The Most Important Factor in Sales

  Hello. It’s Me. Adele was wondering if on this Monday you had a chance to watch and read..ok I’m no poet so here we go! Features, advantages, benefits! Always be closing! For the love of all that is holy please make sure these sales tactics don’t describe you. Coffee is not for closers anymore. This type of outreach is garbage these days. While these approaches are outdated I still see them happen everyday. I even made this crucial mistake early on as I attempted “hard selling”. I tried stuffing my pitch down my prospect’s throat before they even had a chance to speak. What I’ve learned in my sales experience at A Sales Guy, Inc is that structuring your value proposal on what a potential client “hopes to achieve and can expect as a solution” will give you the greatest leverage when trying to land new business. At the end of the day a potential client can care less if you get the contract signed. This is not their priority. Their main goal is understanding what problem does your solution solve? Why do they need it? And MOST IMPORTANTLY; what is their likely outcome or result with your solution? why:how:whatThis last question is often overlooked by salespeople. Your prospects countlessly hear how they have problem X which is why they need your solution Y. Once this is agreed upon, a salesperson might jump into pricing and getting an agreement signed as if their life depended on it. While everyone understands that time is money; addressing what outcomes the client can expect by using your solution will entirely reframe the discussions on price. Ian Altman, a best-selling author and sales leader; describes outcome-based selling on his blog, Grow Your Revenue. In his post on “The Best Way To Win Business on Value Not Price”, Ian focuses on aligning how salespeople and prospects should view success. A contract that is signed, sealed and delivered may seem like a win for a salesperson; but, not when the goal of the new client is to have solve their current business challenge and see tangible outcomes or results. This diagram below is a great tool to use during your prospecting calls when qualifying a new potential client. It can help differentiate between just a “great meeting” and an “actual opportunity.” issue:results:impact Customer-centric selling is how you will stay on your prospect’s top-of-mind. Selling with a “problem-solution” approach is only scratching surface in today’s market. Buyers will put your offer on the table and keep it there if this is as deep as your value proposition goes.
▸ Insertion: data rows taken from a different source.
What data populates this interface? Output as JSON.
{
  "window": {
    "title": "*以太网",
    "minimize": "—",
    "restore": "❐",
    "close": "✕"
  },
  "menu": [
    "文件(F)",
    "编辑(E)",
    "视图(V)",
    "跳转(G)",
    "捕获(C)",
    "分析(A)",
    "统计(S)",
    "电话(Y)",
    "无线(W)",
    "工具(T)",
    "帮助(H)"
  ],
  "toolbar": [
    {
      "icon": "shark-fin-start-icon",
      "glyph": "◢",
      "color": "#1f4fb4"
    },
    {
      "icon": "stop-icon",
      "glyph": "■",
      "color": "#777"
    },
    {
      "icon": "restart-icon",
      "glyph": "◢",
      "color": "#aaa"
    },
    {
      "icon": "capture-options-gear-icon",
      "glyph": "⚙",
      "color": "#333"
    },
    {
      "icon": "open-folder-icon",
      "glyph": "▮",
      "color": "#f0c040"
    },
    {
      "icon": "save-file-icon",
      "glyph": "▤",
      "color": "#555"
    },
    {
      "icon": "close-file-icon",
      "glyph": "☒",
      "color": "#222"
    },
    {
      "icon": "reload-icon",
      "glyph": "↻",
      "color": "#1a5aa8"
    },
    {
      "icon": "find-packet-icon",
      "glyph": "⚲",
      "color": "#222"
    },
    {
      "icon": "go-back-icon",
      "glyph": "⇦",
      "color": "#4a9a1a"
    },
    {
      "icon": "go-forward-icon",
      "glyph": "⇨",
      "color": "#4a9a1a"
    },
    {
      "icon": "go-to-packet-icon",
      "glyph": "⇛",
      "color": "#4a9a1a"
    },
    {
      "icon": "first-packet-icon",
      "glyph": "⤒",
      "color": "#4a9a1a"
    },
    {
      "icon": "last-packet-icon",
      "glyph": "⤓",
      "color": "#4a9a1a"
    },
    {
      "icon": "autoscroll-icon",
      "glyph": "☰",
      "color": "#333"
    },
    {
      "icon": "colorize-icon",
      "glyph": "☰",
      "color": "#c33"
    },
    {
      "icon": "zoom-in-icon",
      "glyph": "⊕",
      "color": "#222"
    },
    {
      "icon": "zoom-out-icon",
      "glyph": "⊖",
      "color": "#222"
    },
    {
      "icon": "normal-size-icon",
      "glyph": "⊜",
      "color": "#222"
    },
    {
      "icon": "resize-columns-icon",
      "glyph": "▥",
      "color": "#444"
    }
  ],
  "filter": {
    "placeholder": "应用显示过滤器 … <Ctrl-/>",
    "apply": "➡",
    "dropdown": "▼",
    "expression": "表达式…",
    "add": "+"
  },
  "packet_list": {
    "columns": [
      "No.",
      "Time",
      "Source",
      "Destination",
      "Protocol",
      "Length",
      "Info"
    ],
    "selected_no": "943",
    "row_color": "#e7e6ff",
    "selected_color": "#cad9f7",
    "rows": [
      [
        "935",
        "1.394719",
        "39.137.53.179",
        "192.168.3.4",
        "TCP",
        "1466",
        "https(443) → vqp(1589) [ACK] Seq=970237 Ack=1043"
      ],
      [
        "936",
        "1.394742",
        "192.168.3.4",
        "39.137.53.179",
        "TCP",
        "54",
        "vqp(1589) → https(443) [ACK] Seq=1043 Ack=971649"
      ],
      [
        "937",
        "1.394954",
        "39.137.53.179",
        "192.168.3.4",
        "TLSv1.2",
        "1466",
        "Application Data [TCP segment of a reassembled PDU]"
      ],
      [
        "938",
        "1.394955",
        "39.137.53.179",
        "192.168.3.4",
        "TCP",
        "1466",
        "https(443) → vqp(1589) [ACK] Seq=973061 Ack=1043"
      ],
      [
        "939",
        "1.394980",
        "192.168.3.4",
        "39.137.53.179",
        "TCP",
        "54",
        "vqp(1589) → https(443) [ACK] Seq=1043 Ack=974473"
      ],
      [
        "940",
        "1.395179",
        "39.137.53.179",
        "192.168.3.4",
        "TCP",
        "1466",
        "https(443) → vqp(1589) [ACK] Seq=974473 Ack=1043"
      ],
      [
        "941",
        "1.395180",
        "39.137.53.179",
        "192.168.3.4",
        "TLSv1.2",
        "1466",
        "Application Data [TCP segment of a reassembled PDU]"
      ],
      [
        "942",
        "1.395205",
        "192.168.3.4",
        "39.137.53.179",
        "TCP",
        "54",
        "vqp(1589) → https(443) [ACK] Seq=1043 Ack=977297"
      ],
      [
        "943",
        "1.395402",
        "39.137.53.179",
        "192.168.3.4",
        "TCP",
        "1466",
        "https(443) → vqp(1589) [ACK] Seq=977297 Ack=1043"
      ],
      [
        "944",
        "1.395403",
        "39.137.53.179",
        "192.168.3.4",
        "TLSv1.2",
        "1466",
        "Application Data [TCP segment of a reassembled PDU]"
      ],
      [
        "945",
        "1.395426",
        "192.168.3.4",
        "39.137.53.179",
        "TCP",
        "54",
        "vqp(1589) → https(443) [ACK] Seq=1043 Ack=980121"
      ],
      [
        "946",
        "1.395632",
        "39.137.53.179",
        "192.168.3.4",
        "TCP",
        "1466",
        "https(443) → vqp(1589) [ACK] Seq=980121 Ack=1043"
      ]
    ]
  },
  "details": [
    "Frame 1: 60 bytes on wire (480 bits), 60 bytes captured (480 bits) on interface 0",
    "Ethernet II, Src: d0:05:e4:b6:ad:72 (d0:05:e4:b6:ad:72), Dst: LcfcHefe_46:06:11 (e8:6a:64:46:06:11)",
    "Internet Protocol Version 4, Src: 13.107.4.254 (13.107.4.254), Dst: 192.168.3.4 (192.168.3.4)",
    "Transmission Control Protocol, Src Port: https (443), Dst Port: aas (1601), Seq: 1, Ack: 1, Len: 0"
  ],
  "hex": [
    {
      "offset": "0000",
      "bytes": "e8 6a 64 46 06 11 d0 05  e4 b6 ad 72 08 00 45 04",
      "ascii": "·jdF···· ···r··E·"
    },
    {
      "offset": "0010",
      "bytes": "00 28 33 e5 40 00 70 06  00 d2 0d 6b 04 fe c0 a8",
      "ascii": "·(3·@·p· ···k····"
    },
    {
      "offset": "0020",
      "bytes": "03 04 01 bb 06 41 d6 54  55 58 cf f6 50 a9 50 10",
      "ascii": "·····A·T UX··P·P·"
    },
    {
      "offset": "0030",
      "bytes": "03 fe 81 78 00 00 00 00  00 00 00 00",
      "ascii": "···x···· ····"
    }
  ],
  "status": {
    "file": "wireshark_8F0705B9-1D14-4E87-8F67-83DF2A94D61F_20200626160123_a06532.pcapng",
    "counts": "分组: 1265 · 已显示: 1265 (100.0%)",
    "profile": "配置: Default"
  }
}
The sellers who will win the sale these days can portray their value from the initial proposition all the way to demonstrating what the buyer can expect in solution-delivered outcomes by using their product or service. Ask “How” questions. Don’t use BANT. BANT is for the C-players. For those of you who don’t know what BANT is consider yourself lucky. The acronym stands for: Budget, Authority, Need & Timing. This type of qualifying is old school and will leave you far behind, miles away from quota. Don’t just take it from me though, Keenan did a talk recently and addressed the importance of using “how” questions to truly understand your prospects/customers which helps you dig deeper and understand your customers much better, qualify them faster and start crushing quota. BANT SUCKS, BRAND YOU IS CRITICAL, AND WHY WE NEED BETTER SALES PEOPLE Salespeople if you want to stand out from the pack then deliver a value proposition that starts with addressing a need and finishes when your prospect or client understands exactly what they can expect in terms of outcomes and results from using your solution. Otherwise your pipeline might look like it’s growing but at the end of the day you might be chasing those prospects who happened to go dark after you swore they we “in”. Thanks for reading and let’s continue this conversation to Twitter and Linkedin. >Max  


Keenan is A Sales Guy Inc’s CEO/President and Chief Antagonist. He’s been selling something to someone for his entire life. He’s been teaching and coaching almost as long. With over 20 years of sales experience, which he’ll tell you he doesn’t give a shit about, Keenan has been influencing, learning from and shaping the world of sales for a long time. Finder of the elephant in the room, Keenan calls it as he sees it and lets nothing or no one go unnoticed.